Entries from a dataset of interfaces
Segment Open
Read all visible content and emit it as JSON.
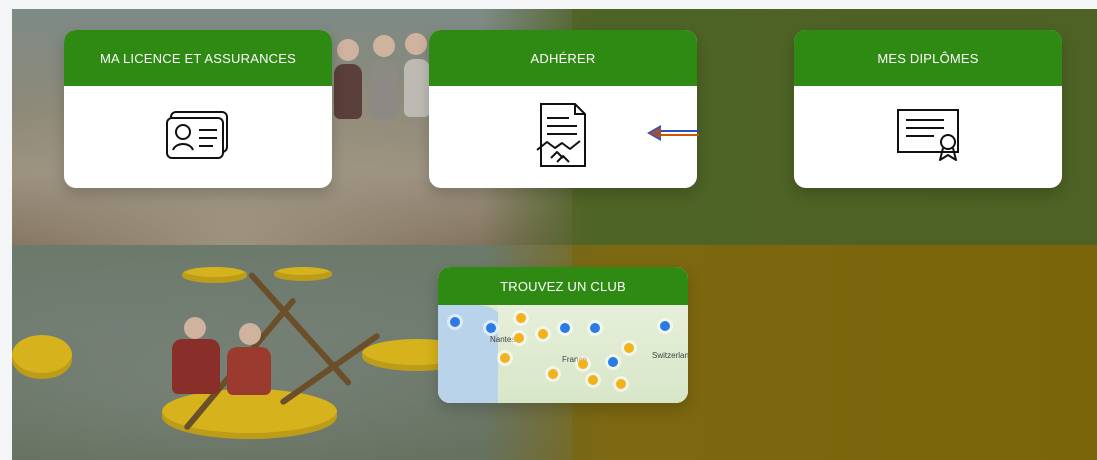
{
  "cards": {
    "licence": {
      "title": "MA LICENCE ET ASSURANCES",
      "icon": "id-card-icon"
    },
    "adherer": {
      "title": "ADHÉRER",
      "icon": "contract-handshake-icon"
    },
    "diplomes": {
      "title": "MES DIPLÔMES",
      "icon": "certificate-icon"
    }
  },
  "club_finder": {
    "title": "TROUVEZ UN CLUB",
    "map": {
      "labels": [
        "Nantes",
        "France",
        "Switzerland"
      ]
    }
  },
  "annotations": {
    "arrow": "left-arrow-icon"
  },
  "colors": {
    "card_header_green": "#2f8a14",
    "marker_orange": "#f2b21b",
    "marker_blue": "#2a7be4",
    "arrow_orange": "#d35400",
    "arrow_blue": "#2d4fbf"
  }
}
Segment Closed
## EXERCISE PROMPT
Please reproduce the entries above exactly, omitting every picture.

## RESULT FOR THIS TASK
Read all visible content and emit it as JSON.
{
  "cards": {
    "licence": {
      "title": "MA LICENCE ET ASSURANCES",
      "icon": "id-card-icon"
    },
    "adherer": {
      "title": "ADHÉRER",
      "icon": "contract-handshake-icon"
    },
    "diplomes": {
      "title": "MES DIPLÔMES",
      "icon": "certificate-icon"
    }
  },
  "club_finder": {
    "title": "TROUVEZ UN CLUB",
    "map": {
      "labels": [
        "Nantes",
        "France",
        "Switzerland"
      ]
    }
  },
  "annotations": {
    "arrow": "left-arrow-icon"
  },
  "colors": {
    "card_header_green": "#2f8a14",
    "marker_orange": "#f2b21b",
    "marker_blue": "#2a7be4",
    "arrow_orange": "#d35400",
    "arrow_blue": "#2d4fbf"
  }
}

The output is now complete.